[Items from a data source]
------------------------------------------------------------------------

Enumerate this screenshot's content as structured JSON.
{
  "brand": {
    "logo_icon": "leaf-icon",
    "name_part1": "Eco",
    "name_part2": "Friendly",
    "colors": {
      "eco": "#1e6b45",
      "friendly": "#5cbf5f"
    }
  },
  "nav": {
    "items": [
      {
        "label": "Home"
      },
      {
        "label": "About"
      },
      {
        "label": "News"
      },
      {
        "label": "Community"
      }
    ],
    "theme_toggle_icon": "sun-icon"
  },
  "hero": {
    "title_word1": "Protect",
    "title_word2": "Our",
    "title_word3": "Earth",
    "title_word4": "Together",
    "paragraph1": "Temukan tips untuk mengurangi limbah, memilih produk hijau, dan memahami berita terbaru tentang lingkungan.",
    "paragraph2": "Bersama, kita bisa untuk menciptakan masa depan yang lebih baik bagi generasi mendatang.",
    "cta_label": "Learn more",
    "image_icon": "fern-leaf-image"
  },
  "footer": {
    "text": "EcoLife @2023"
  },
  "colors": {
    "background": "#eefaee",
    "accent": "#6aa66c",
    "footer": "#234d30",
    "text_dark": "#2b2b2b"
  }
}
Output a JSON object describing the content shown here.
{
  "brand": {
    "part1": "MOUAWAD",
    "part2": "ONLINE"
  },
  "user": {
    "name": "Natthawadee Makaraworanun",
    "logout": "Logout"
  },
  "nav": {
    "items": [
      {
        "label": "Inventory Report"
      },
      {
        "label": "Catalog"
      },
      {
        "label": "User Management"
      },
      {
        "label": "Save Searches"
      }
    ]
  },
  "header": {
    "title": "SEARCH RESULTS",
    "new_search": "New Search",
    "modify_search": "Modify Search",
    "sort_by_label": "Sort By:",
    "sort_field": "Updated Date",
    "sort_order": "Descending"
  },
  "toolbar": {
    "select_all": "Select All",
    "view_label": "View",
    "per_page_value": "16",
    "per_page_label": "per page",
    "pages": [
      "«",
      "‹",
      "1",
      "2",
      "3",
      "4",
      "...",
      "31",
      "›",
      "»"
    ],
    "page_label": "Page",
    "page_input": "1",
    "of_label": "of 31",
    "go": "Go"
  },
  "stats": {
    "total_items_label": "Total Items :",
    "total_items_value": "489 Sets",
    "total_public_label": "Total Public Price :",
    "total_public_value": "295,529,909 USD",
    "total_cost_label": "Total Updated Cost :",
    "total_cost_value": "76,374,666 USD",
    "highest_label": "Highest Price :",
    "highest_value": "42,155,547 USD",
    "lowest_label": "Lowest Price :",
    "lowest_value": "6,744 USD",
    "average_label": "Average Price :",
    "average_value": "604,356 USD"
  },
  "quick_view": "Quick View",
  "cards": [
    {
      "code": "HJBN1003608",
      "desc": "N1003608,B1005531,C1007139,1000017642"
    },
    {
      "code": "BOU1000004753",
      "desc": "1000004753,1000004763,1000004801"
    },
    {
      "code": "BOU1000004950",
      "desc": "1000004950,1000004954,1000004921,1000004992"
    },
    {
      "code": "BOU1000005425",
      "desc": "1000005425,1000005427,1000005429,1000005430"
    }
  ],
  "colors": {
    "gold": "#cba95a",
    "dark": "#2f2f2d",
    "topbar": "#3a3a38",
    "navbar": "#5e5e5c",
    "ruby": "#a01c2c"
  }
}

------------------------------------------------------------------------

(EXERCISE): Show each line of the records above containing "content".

(REPLY TO THE TASK):
Enumerate this screenshot's content as structured JSON.
Output a JSON object describing the content shown here.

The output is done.